ACTIVITY: Every line below that has "пункты" in it should be copied.

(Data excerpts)

———

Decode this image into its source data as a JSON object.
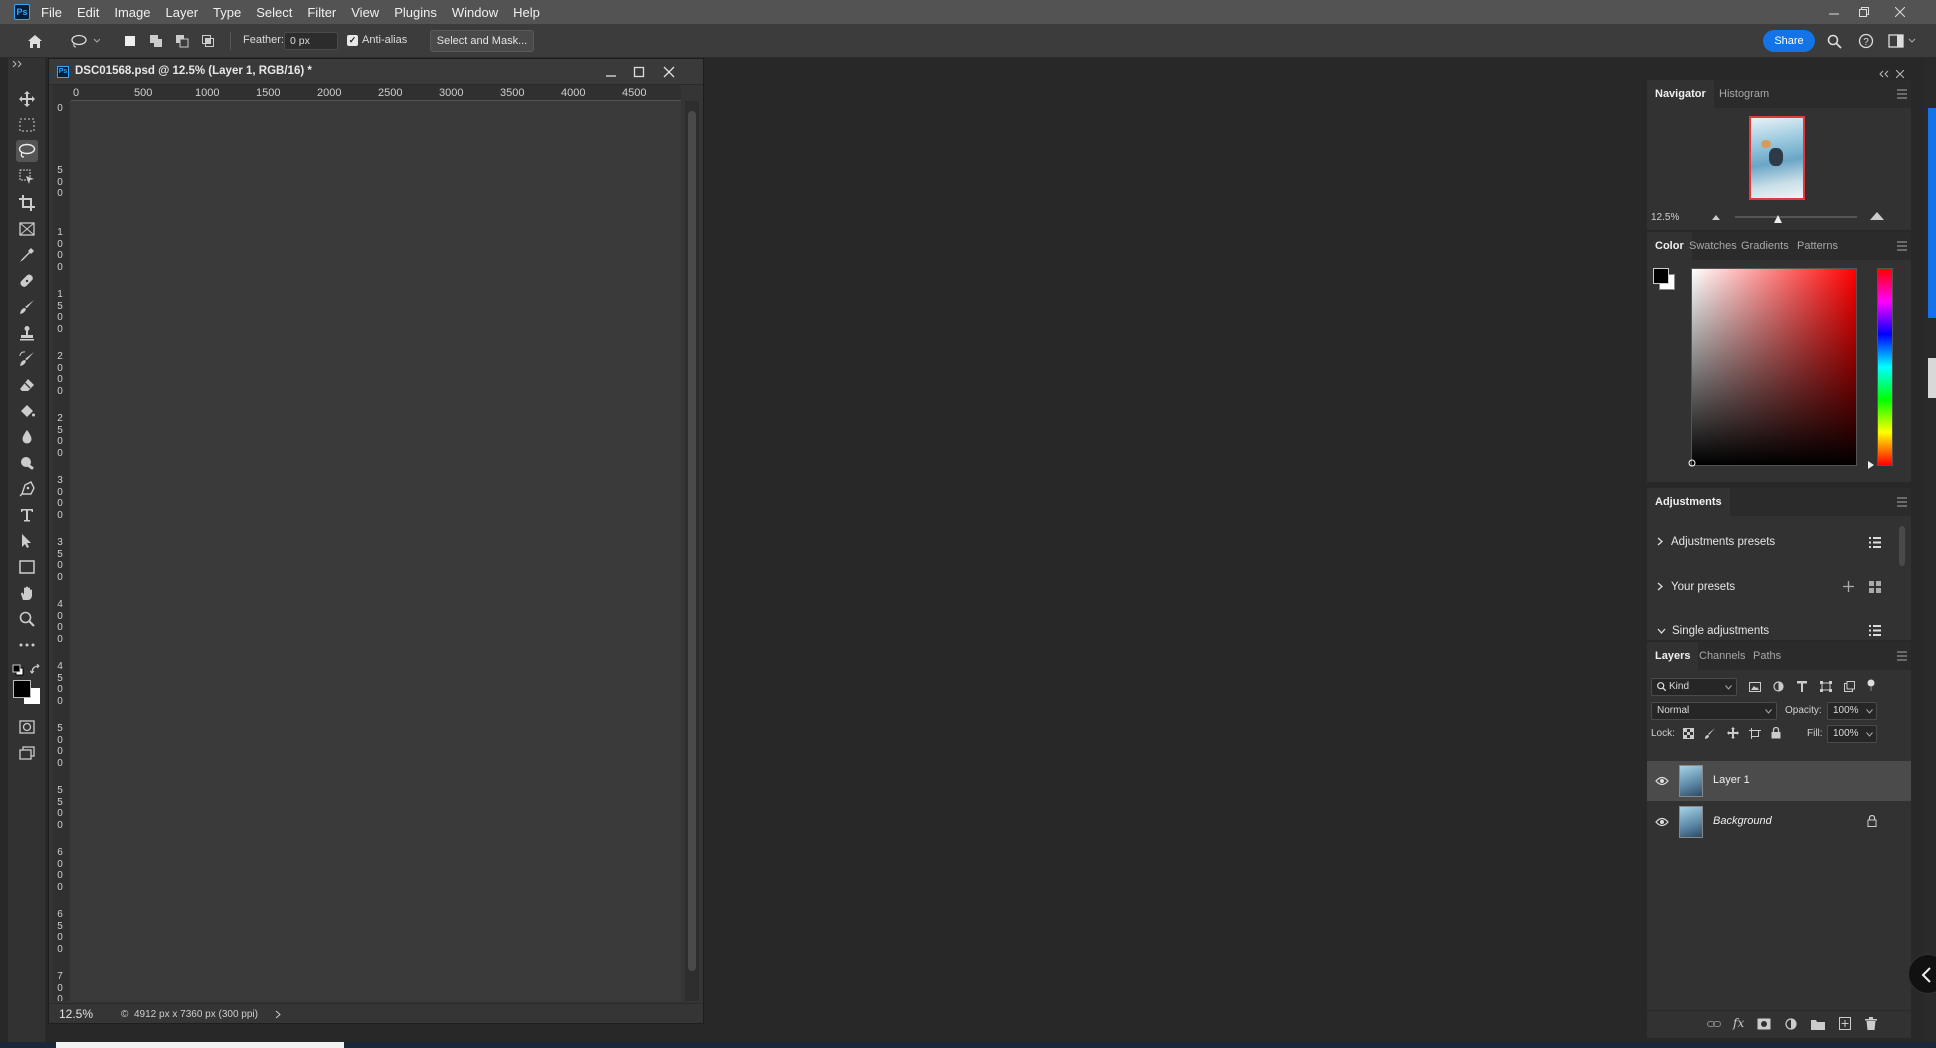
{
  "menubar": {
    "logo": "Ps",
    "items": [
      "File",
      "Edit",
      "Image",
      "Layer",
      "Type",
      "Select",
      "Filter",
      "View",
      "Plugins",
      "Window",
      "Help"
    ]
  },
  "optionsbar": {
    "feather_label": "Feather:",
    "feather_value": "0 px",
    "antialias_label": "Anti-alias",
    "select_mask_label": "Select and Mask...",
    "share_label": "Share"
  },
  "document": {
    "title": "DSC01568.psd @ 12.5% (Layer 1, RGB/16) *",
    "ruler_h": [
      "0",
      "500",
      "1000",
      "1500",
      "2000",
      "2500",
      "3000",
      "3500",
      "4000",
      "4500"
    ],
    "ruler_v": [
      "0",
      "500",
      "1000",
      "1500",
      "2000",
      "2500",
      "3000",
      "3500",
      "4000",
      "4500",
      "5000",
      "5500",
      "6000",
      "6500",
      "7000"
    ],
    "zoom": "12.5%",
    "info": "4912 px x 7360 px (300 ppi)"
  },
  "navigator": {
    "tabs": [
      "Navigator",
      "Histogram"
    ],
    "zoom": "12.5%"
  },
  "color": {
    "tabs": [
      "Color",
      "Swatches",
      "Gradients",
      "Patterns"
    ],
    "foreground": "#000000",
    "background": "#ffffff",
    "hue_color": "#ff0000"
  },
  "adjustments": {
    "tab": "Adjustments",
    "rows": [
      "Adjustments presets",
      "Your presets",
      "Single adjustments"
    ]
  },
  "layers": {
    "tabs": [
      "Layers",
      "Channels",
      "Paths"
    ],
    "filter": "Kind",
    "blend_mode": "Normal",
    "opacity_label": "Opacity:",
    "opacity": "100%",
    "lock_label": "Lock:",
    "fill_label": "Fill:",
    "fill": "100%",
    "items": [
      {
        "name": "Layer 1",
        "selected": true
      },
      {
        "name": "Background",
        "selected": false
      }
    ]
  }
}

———

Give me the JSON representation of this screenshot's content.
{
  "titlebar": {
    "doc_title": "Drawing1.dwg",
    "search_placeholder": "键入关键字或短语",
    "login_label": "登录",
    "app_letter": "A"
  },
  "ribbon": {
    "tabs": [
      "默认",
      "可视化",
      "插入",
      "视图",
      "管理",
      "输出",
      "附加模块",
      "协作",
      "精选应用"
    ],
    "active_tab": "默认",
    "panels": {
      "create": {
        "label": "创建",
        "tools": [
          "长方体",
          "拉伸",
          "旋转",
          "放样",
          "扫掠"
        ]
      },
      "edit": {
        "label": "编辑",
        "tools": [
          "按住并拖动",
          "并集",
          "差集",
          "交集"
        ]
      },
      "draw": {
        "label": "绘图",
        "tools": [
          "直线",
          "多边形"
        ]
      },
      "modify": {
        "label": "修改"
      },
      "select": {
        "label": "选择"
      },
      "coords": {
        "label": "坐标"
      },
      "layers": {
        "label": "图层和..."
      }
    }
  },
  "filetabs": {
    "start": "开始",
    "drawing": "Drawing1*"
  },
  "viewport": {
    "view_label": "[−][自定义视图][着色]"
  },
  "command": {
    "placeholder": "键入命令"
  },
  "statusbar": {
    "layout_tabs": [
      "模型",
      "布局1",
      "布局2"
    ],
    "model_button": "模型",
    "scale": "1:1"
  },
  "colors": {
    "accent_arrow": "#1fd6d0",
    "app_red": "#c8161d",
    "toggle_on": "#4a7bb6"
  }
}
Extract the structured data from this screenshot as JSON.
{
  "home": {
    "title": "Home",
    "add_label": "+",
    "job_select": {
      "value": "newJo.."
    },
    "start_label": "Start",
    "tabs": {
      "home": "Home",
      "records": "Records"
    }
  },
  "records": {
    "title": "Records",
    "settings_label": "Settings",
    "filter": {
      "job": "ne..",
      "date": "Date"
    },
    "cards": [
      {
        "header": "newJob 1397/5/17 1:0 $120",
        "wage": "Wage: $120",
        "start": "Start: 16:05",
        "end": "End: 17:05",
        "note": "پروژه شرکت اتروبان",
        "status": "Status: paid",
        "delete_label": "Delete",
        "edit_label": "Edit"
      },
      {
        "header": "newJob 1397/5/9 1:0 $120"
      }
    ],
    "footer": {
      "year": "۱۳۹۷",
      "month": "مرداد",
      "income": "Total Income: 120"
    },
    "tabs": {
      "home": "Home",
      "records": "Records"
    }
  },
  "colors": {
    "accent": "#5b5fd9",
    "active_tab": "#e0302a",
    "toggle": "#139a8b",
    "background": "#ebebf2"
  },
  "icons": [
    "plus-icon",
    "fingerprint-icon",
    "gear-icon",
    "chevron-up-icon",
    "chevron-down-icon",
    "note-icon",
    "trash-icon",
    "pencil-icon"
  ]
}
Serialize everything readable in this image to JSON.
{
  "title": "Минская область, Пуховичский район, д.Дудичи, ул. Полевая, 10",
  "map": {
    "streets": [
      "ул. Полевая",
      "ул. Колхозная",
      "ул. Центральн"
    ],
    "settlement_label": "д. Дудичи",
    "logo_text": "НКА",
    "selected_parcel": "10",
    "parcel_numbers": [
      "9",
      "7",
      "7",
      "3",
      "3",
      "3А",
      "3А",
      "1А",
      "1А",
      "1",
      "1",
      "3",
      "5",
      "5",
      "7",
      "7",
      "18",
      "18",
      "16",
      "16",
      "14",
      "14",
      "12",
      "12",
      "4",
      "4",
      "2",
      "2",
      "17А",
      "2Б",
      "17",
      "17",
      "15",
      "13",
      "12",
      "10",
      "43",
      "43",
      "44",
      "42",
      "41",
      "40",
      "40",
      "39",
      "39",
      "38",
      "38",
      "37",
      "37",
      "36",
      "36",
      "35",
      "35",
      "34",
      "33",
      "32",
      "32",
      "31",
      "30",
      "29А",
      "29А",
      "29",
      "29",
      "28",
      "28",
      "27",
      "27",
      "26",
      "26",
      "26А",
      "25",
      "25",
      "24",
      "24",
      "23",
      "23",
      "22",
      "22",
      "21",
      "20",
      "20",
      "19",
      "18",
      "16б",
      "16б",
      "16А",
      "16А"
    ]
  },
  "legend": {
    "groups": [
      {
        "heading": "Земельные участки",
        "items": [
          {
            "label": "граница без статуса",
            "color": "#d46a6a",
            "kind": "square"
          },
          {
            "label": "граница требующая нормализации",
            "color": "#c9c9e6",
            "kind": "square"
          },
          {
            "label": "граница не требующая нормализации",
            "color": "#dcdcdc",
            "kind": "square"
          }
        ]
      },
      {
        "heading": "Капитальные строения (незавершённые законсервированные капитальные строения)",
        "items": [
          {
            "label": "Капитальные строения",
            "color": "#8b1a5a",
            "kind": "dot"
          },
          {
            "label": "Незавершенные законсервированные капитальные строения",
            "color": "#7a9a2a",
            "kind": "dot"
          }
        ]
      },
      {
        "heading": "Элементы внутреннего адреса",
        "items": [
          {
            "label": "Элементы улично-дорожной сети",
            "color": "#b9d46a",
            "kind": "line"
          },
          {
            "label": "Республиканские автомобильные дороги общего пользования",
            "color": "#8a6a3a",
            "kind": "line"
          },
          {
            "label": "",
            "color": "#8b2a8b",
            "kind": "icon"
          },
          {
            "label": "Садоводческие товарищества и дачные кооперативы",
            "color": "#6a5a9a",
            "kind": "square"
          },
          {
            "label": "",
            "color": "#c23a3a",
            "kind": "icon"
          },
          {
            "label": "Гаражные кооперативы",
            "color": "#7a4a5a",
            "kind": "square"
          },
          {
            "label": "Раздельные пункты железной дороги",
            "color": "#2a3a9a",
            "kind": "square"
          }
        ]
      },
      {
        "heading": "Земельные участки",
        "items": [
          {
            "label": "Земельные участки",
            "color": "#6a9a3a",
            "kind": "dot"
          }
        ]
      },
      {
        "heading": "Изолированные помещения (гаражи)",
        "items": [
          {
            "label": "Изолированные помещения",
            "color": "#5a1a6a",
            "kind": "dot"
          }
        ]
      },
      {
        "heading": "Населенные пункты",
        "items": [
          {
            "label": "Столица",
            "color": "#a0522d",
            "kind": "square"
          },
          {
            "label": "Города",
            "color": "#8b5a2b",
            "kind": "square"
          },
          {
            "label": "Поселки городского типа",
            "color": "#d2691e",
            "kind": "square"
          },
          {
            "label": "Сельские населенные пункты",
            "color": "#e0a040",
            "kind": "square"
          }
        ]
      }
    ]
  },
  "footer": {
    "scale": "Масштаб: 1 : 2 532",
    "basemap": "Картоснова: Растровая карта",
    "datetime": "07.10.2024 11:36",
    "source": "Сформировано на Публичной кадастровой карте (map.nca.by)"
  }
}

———

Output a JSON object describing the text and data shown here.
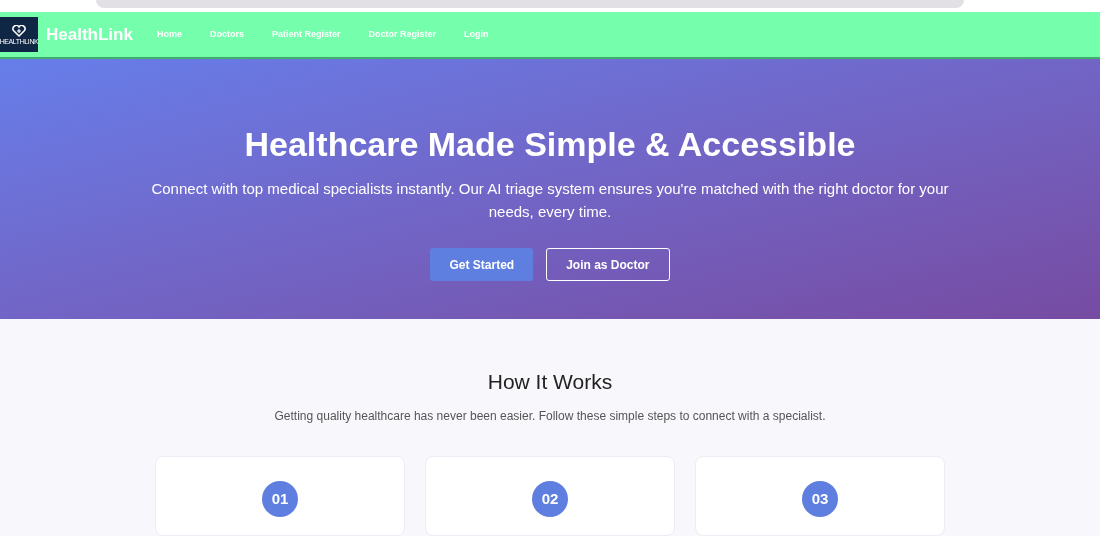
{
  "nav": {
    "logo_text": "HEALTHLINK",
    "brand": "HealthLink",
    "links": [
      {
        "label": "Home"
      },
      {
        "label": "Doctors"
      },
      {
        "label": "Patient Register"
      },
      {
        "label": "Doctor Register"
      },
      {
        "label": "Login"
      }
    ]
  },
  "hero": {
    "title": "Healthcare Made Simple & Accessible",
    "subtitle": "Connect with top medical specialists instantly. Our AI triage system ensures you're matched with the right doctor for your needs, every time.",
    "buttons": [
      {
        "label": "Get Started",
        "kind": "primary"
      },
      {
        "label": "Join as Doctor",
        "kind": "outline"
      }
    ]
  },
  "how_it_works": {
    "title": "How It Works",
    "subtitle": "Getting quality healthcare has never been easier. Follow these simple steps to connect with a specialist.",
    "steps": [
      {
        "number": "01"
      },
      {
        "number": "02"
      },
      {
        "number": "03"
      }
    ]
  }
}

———

RESPONSE BOX:
            "label": "Раздельные пункты железной дороги",
        "heading": "Населенные пункты",
            "label": "Сельские населенные пункты",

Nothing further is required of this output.